Tyne and Wear HER(12138): Monkseaton, Souter Park and Churchill Playing Fields - Details
Monkseaton, Souter Park and Churchill Playing Fields
Gardens Parks and Urban Spaces
Following realignment of railway tracks, negotiations were opened between the council and North Eastern Railway with a view to laying out the land left over as a park. This was agreed and took place during the 1920s. Souter Park was named after Councillor C.W. Souter who led the negotiations. The park is a lively suburban park designed for bowls and tennis, plus a small ornamental garden at the south end. There are a variety of low stone walls, low beech hedges, jockey rails and a thick tree and hedge boundary along Osborne Gardens. Trees and shrubs line Marine Avenue and Norham Road opposite the station. There are no formal entrances, just various steps to negotiate the changes in level. There are four bowling greens and six hard tennis courts, four small pavilions and huts. The adjacent Churchill Playing fields have four full-size football pitches, a cricket field, athletics track, hard-surfaced carpark and children's play area. The Fields' main access is a wide ungated entrance at the end of Hartley Avenue, next to a small groundskeeper's bungalow. Views here are marred by rusty fencing and a large 1960s flat-roofed cricket pavilion. A pedestrian access off Marine Avenue is more attractive, with reclaimed sandstone piers and plinth wall. There is a tree-lined path from the Fields below Souter Park's tennis court. Running along the west boundary of the Fields is a public footpath on the former track bed of the gently sweeping Avenue railway branch.

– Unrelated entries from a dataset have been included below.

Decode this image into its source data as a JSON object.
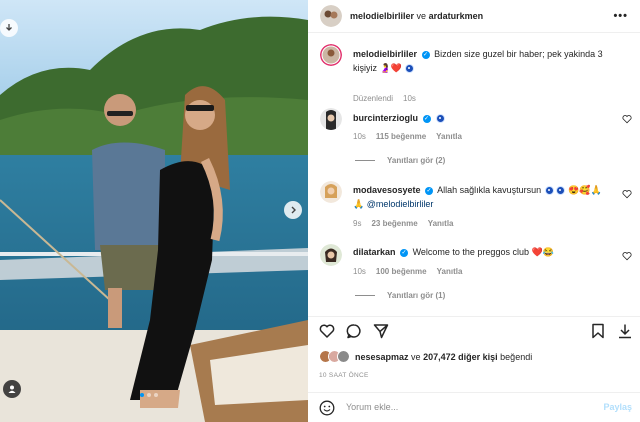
{
  "header": {
    "user1": "melodielbirliler",
    "connector": "ve",
    "user2": "ardaturkmen",
    "more": "•••"
  },
  "caption": {
    "username": "melodielbirliler",
    "text": "Bizden size guzel bir haber; pek yakinda 3 kişiyiz",
    "emoji": "🤰❤️",
    "edited": "Düzenlendi",
    "time": "10s"
  },
  "comments": [
    {
      "username": "burcinterzioglu",
      "text": "",
      "time": "10s",
      "likes": "115 beğenme",
      "reply": "Yanıtla",
      "view_replies": "Yanıtları gör (2)"
    },
    {
      "username": "modavesosyete",
      "text": "Allah sağlıkla kavuştursun",
      "emoji": "😍🥰🙏",
      "mention": "@melodielbirliler",
      "time": "9s",
      "likes": "23 beğenme",
      "reply": "Yanıtla"
    },
    {
      "username": "dilatarkan",
      "text": "Welcome to the preggos club",
      "emoji": "❤️😂",
      "time": "10s",
      "likes": "100 beğenme",
      "reply": "Yanıtla",
      "view_replies": "Yanıtları gör (1)"
    }
  ],
  "likes": {
    "first_user": "nesesapmaz",
    "connector": "ve",
    "count": "207,472",
    "rest": "diğer kişi",
    "suffix": "beğendi"
  },
  "posted_ago": "10 SAAT ÖNCE",
  "add_comment": {
    "placeholder": "Yorum ekle...",
    "post": "Paylaş"
  },
  "colors": {
    "accent": "#0095f6",
    "secondary_text": "#8e8e8e",
    "heart_red": "#ed4956"
  },
  "icons": [
    "download-icon",
    "next-arrow-icon",
    "user-tag-icon",
    "more-icon",
    "heart-icon",
    "comment-icon",
    "share-icon",
    "bookmark-icon",
    "emoji-icon"
  ]
}
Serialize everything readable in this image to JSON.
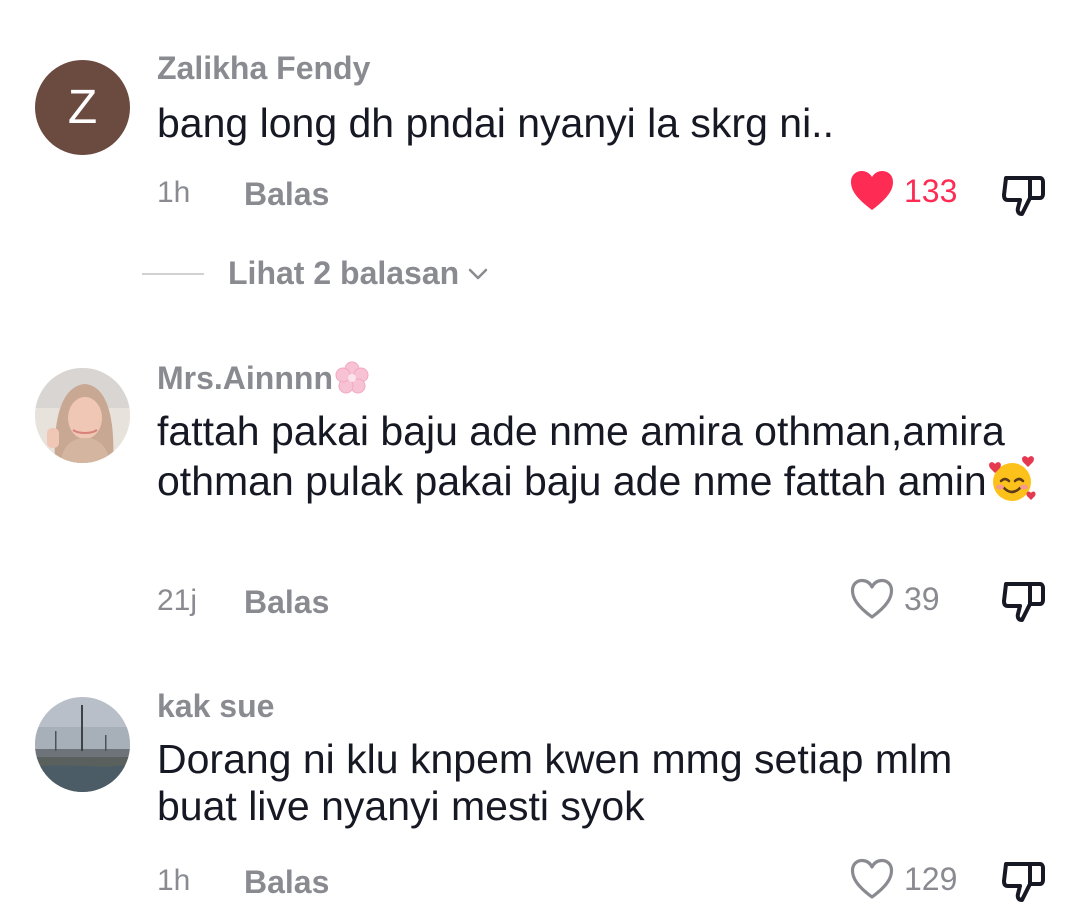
{
  "comments": [
    {
      "avatar_letter": "Z",
      "username": "Zalikha Fendy",
      "text": "bang long dh pndai nyanyi la skrg ni..",
      "time": "1h",
      "reply_label": "Balas",
      "like_count": "133",
      "liked": true,
      "view_replies_label": "Lihat 2 balasan"
    },
    {
      "username": "Mrs.Ainnnn",
      "username_icon": "cherry-blossom-icon",
      "text": "fattah pakai baju ade nme amira othman,amira othman pulak pakai baju ade nme fattah amin",
      "text_emoji": "smiling-face-with-hearts-icon",
      "time": "21j",
      "reply_label": "Balas",
      "like_count": "39",
      "liked": false
    },
    {
      "username": "kak sue",
      "text": "Dorang ni klu knpem kwen mmg setiap mlm buat live nyanyi mesti syok",
      "time": "1h",
      "reply_label": "Balas",
      "like_count": "129",
      "liked": false
    }
  ],
  "colors": {
    "liked_heart": "#fe2c55",
    "secondary_text": "#8a8b91",
    "primary_text": "#161823"
  }
}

A metal finger post and low timber 'waggonways' sign stand at the grassed corner off Hartley Avenue.
North Tyneside Council Development Directorate, August 2006, Monkseaton Conservation Area Character Appraisal Draft; Charles W. Steel, 2000, Images of England - Monkseaton and Hillheads